By all appearances, it would seem as though these 29 enemies of the multi-billion dollar pharmaceutical cartel were victims of an attempted mass slaughter simply because their work involves healing people naturally rather than making them lifelong slaves to the medical-industrial complex and its high-profit “treatments” that never heal.
“It is no secret anymore that Big Pharma is (and has been) at war with alternative medicine,” adds natural health enthusiast David Wolfe. “Its modus operandi is to generate profit by selling drugs that perpetuate a cycle of addiction and dependency, rather than liberation and empowerment.”

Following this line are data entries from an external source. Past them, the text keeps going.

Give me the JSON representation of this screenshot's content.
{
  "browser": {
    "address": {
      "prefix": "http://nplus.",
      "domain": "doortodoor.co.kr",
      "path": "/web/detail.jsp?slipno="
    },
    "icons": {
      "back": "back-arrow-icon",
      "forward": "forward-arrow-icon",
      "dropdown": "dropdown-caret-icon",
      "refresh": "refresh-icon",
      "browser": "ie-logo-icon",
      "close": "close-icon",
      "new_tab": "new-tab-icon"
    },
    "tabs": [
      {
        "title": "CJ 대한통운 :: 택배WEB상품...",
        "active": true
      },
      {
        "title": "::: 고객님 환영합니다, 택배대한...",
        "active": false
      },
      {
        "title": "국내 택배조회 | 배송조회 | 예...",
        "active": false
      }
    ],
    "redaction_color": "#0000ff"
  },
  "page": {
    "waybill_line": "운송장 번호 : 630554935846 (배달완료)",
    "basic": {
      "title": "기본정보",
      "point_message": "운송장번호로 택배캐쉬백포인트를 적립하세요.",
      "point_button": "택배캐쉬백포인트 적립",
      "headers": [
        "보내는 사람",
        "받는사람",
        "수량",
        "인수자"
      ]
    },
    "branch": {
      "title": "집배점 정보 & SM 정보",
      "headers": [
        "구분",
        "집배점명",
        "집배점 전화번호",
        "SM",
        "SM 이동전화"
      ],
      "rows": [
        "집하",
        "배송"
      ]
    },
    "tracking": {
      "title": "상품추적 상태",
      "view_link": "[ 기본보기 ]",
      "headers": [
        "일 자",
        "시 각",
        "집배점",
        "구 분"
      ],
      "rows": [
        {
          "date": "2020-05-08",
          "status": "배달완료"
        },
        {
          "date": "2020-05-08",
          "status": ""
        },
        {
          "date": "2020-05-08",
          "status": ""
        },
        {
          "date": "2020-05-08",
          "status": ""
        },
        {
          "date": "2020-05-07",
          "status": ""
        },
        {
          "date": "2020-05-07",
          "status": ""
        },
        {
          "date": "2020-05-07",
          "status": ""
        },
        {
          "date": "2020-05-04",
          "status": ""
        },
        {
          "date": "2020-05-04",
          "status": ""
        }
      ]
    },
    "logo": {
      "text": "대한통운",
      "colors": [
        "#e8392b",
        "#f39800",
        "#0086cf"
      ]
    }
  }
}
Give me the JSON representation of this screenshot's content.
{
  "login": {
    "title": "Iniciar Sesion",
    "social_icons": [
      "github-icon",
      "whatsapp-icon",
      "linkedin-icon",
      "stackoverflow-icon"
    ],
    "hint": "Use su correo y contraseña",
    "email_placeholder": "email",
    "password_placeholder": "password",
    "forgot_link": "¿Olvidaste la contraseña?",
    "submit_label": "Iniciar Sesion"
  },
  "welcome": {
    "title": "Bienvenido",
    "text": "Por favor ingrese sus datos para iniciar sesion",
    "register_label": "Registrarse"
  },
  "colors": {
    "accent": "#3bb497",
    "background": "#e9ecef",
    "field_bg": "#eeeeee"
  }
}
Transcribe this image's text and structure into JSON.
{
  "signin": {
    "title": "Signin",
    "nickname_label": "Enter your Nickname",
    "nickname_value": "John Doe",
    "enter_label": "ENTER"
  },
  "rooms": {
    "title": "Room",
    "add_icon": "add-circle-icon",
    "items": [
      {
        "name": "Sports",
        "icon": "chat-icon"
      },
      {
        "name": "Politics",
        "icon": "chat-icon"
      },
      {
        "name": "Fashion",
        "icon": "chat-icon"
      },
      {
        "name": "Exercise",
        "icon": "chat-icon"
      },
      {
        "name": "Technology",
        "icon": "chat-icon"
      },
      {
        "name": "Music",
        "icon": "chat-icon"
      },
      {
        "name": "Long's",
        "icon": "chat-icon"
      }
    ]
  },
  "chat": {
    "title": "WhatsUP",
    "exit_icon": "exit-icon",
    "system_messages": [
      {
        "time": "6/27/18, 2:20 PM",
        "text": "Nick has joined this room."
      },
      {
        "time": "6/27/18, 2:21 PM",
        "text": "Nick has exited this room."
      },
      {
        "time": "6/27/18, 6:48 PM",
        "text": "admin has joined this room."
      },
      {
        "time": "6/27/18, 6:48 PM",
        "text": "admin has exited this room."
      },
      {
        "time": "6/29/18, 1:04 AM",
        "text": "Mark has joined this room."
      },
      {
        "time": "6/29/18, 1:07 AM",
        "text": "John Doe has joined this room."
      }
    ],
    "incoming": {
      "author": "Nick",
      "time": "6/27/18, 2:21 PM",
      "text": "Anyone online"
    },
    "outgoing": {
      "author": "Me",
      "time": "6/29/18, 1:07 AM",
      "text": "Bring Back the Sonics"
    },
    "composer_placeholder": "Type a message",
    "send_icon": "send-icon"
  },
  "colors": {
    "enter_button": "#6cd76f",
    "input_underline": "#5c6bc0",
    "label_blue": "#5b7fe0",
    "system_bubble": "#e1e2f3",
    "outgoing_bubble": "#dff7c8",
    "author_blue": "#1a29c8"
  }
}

David Wolfe? That David Avocado Wolfe? Yes, that David Wolfe. In any case, this incident, whatever really happened (which is not yet clear given that the investigation is not yet complete), has been rapidly incorporated into a conspiratorial world view in which an apparent accidental mass poisoning in Europe is somehow tied to the suicide—apparent suicide in the conspiracy—of an Georgia autism quack in North Carolina and the unexpected death of a cancer quack in New York. In fact, it’s even gotten to the point where a local news station did a story on it:
The story is interesting to me because it shows the site where Bradstreet’s body was found and it is also provides an update on the investigation. Sure, it indulges in a bit of the false balance trope, in which Bradstreet is presented as a savior to patients who believe in him, while “some” accused him of outright quackery. That’s par for the course for most news stories. Particularly irritating is how at the end the anchor presenting the story refers to “legions of skeptics” who believe that pharma had it in for Bradstreet. These people aren’t skeptics. They’re believers in quackery, specifically Bradstreet’s quackery.
Part II of the story continues the “conspiracy”:
Ouch. That last part, where the officer investigating the murder expresses the concern that, if Bradstreet had made it to the hotel he either would have killed himself there or might have even killed his wife in a murder-suicide, is going to piss off a lot of quacks and Bradstreet admirers. Throughout both stories, he was also very clear about how this was an “open-and-shut” case of suicide.
Of course, that’s just what his pharma and government masters want him to say, no doubt.
Meanwhile, another “holistic” doctor, Dr. Mitchell Gaynor, committed suicide, and it’s part of the conspiracy. Of course. So is a murder-suicide of Brian Short. Never mind that he doesn’t appear to have had anything to do with alternative medicine.
It appears that anyone associated with any sort of “alternative” or “holistic” medicine who dies under any but the most obvious and easily verified cause will become a victim of the conspiracy. That’s the beauty of the conspiracy. Anyone can be part of it.